What are the primary causes?
Because the primary site of many of these cancers is unknown, it is hard to predict the primary cause. Even in cases where the primary location is found, the type of Cancer determines the possible risk factors.
Types of CUP cancers
Even when an Oncologists is unable to determine the initial site where the Cancer began, A further microscopic inspection of the cancer cells concludes the Cancer falling into one of the following categories:
- Neuroendocrine carcinoma: These are cancers that begin in specialized cells called neuroendocrine cells and have traits similar to those of nerve cells and hormone-producing cells. Neuroendocrine tumors are rare and can occur anywhere in the body. Most of this happens in the lungs, appendix, small intestine, rectum, and pancreas.
- Poorly differentiated carcinoma: Cancer cells are present in this type of CUP, but they do not have enough detail for an oncologist to decide the type of Cancer.
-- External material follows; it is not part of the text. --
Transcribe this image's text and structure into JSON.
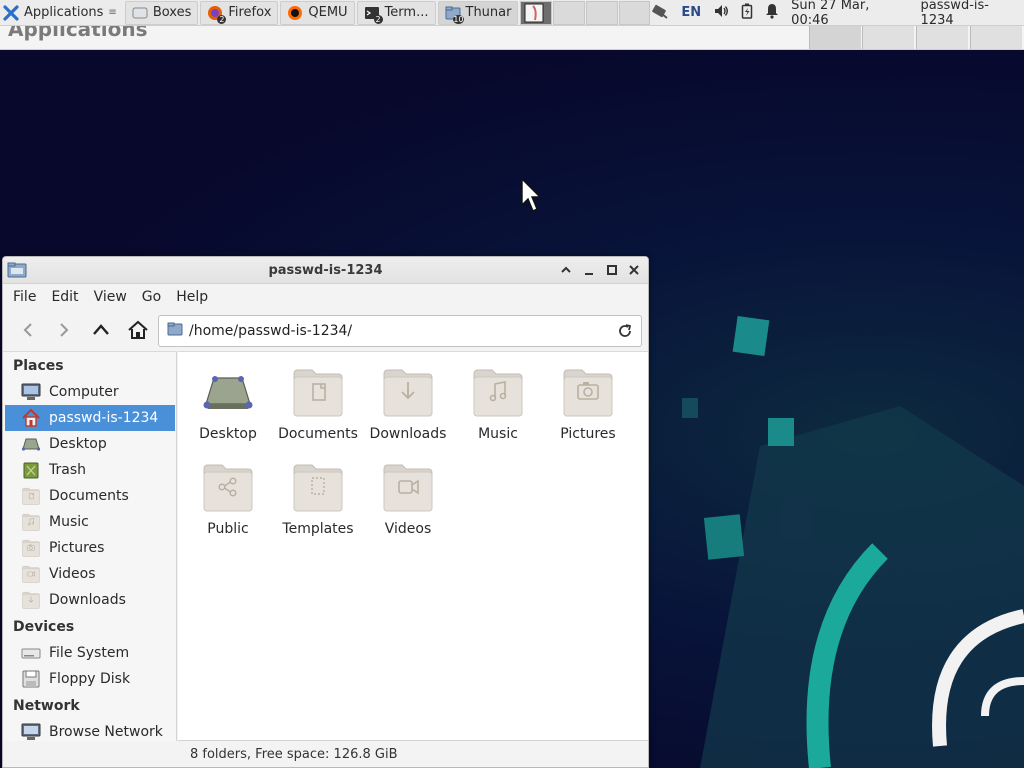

Around 10% of these CUP cases are lymphoma, melanoma, or sarcoma.
- Adenocarcinomas: In six of every ten cancers of unknown primary are adenocarcinomas, beginning in gland cells, with the primary sites in the lung, pancreas, breast, prostate, stomach, liver, or colon.
- Squamous cell cancer: These cells are flat, similar to cells on the skin or linings of some organs
What are the Symptoms of Cancer of Unknown Primary?
While the Symptoms of Cancer of unknown primary (CUP) vary from person to person and depend on where Cancer has spread, patients often experience it.
- Swollen lymph nodes that are not painful but firm.
- Abdominal Mass that can be felt from the outside, often causing a feeling of fullness after a small meal
- Shortness of breath
- Pain in the chest or abdomen
- Pain in the bones
- Skin tumors
- Fatigue or weakness
- Lack of appetite or unexplained weight loss
How is CUP Diagnosed?
If an oncologist suspects Cancer of unknown primary, one or more of the following tests may be performed for an accurate diagnosis.
- Fine needle aspiration (FNA)
- Core needle biopsy
- Excisional biopsy
- Incisional biopsy
- Bone marrow aspiration and biopsy
- Blood and urine tests
- Imaging tests, which may include
- CT or CAT computed axial tomography) scans
- MRI (magnetic resonance imaging) scans
- PET (positron emission tomography) scans
What are the available Treatments?
- Radiation therapy
- 3D-conformal radiation therapy
- Intensity-modulated radiotherapy (IMRT)
- Proton therapy
- Targeted therapies
Finally, Cancer of unknown primary is rare, and it’s essential to be aware of the symptoms and see a doctor immediately if you experience any of them. With early diagnosis and treatment, many people with this type of Cancer can beat the disease successfully.